This photo was taken near the end of the Long Trip, when we were just a few hours from home in San Jose. America! What we have known and loved! Tonight's poem is from one of our contemporary great poets, Li-Young Lee, who after a family life that took him here and there, came to rest in America. I think it certainly has echoes of the Classical Chinese poets in the last few posts. We are not finished either with the Ancients of China, nor with Li-Young Lee. Read this lovely tribute to his family and his heritage now. And stay tuned.
I Ask My Mother To Sing
She begins, and my grandmother joins her.
Mother and daughter sing like young girls.
If my father were alive, he would play
his accordion and sway like a boat.
I've never been in Peking, or the Summer Palace,
nor stood on the great Stone Boat to watch
the rain begin on Kuen Ming Lake, the picnickers
running away in the grass.
But I love to hear it sung;
how the waterlilies fill with rain until
they overturn, spilling water into water,
then rock back, and fill with more,
Both women have begun to cry.
But neither stops her song.
Li-Young Lee from Rose, BOA Editions, 1986

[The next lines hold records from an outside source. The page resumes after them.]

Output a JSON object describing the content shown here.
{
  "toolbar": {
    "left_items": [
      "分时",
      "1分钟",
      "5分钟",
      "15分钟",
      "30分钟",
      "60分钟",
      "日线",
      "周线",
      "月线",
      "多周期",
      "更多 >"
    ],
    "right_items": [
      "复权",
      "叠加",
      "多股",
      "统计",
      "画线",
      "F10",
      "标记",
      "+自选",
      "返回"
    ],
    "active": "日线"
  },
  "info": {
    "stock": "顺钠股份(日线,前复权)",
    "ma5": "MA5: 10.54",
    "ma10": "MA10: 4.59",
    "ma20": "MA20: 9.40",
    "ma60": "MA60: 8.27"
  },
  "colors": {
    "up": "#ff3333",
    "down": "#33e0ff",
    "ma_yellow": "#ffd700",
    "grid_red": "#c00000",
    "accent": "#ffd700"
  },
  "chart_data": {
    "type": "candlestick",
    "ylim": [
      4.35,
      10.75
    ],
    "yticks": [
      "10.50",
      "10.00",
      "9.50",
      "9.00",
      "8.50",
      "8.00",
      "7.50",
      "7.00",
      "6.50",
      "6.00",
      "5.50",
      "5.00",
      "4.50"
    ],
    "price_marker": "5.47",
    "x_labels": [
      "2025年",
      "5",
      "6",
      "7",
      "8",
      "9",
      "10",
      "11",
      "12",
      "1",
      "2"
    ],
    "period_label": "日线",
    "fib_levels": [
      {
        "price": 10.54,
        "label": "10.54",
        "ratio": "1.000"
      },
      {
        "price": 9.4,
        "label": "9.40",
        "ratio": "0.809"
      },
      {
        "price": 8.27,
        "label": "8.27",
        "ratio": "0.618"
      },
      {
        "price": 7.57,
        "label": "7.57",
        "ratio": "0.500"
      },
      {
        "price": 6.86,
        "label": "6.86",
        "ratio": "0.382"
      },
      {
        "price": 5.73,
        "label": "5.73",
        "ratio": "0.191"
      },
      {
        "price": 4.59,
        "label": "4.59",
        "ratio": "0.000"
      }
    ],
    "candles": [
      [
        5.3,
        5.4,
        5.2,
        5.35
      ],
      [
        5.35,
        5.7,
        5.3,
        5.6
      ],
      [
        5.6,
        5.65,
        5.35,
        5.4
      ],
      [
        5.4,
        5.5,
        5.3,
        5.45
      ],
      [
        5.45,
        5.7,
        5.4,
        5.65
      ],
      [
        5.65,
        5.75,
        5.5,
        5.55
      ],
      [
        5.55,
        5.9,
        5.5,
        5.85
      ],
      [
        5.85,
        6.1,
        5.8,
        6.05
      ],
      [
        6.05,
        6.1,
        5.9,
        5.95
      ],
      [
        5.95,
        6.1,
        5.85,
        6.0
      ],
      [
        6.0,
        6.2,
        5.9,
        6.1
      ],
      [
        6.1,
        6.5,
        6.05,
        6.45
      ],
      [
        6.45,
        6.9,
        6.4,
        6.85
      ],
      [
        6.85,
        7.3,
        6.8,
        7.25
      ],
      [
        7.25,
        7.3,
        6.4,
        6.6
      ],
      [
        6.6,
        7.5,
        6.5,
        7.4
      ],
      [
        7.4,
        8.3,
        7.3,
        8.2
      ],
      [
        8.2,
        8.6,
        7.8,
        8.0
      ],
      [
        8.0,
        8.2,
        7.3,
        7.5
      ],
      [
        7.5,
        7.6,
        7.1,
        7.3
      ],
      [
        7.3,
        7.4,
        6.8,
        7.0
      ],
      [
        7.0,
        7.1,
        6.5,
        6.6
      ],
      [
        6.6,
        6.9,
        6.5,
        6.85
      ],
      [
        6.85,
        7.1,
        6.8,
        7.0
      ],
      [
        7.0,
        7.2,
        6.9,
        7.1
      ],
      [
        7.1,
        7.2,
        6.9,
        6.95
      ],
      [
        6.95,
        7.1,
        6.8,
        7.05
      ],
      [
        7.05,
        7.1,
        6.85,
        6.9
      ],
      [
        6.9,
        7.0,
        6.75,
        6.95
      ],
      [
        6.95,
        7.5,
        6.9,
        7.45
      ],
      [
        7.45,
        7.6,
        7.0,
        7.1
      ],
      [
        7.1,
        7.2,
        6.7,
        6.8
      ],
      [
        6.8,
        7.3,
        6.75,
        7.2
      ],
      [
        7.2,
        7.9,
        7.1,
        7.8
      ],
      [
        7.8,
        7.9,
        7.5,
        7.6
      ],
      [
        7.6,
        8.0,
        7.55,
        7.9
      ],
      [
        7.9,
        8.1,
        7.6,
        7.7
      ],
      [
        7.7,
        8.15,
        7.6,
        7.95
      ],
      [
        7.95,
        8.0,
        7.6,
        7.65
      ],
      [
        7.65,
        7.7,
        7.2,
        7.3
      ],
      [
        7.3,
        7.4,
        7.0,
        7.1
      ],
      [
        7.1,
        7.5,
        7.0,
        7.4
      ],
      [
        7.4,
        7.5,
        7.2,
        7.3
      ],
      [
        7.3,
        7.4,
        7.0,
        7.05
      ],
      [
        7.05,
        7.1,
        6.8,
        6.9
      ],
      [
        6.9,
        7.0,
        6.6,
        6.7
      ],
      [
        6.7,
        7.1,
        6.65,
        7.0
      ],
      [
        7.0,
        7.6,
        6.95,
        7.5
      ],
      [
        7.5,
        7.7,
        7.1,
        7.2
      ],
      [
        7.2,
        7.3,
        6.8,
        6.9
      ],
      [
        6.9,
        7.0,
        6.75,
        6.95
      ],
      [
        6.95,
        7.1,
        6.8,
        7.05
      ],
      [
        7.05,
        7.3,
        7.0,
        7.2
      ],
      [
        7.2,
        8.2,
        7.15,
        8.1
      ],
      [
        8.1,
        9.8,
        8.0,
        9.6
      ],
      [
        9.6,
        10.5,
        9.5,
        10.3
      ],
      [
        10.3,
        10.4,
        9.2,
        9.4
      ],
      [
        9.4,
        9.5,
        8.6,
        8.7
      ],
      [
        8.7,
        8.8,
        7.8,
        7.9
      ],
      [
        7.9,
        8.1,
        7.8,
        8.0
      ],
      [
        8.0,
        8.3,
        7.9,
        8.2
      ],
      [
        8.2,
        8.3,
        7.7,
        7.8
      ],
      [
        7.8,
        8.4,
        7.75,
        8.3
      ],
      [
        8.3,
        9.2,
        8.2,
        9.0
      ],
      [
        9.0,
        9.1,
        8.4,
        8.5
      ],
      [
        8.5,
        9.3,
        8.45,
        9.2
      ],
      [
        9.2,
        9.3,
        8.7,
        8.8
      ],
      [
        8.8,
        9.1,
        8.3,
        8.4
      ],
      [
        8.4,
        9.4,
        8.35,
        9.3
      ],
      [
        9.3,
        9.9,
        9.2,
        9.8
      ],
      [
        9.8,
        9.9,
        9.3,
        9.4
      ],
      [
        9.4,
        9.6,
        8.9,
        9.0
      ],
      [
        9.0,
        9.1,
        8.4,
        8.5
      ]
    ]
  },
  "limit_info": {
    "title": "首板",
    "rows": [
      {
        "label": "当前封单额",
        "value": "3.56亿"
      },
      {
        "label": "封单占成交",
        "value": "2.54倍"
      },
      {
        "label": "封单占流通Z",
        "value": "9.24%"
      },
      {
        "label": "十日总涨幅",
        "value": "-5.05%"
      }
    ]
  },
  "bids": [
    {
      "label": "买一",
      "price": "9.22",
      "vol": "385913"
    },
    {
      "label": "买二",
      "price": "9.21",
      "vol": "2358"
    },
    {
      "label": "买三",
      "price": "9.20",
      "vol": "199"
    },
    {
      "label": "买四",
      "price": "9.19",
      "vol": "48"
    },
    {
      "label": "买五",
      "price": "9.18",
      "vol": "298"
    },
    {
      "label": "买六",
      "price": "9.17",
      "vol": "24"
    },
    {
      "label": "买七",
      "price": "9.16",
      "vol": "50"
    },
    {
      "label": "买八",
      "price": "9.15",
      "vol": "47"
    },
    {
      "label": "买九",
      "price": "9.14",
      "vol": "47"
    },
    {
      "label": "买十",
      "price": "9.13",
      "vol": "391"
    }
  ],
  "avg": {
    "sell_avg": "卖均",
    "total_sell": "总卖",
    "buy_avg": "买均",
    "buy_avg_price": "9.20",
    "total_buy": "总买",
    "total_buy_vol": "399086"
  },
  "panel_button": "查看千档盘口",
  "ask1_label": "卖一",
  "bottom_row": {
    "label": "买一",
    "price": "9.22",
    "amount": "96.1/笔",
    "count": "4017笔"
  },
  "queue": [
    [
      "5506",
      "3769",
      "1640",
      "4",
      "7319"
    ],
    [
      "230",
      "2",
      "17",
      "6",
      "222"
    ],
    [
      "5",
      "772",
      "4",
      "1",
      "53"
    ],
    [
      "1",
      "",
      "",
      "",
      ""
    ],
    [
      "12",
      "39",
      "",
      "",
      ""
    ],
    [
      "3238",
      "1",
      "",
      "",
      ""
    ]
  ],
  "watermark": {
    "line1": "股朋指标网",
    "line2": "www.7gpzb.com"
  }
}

This is the photo of the poet I took after his reading in San Jose, many years ago. He was carrying, in addition to his book and manuscripts, a battered copy of the poems of Wallace Stevens. Before that time, I had been sort of repelled by the difficulty I had in understanding Stevens' poetry (that cigar, that snowman, that Blue Guitar, that jar in Tennessee!) but since that time, I have read and considered it more and perhaps we will even have one on this blog soon! There is some pretty great stuff there!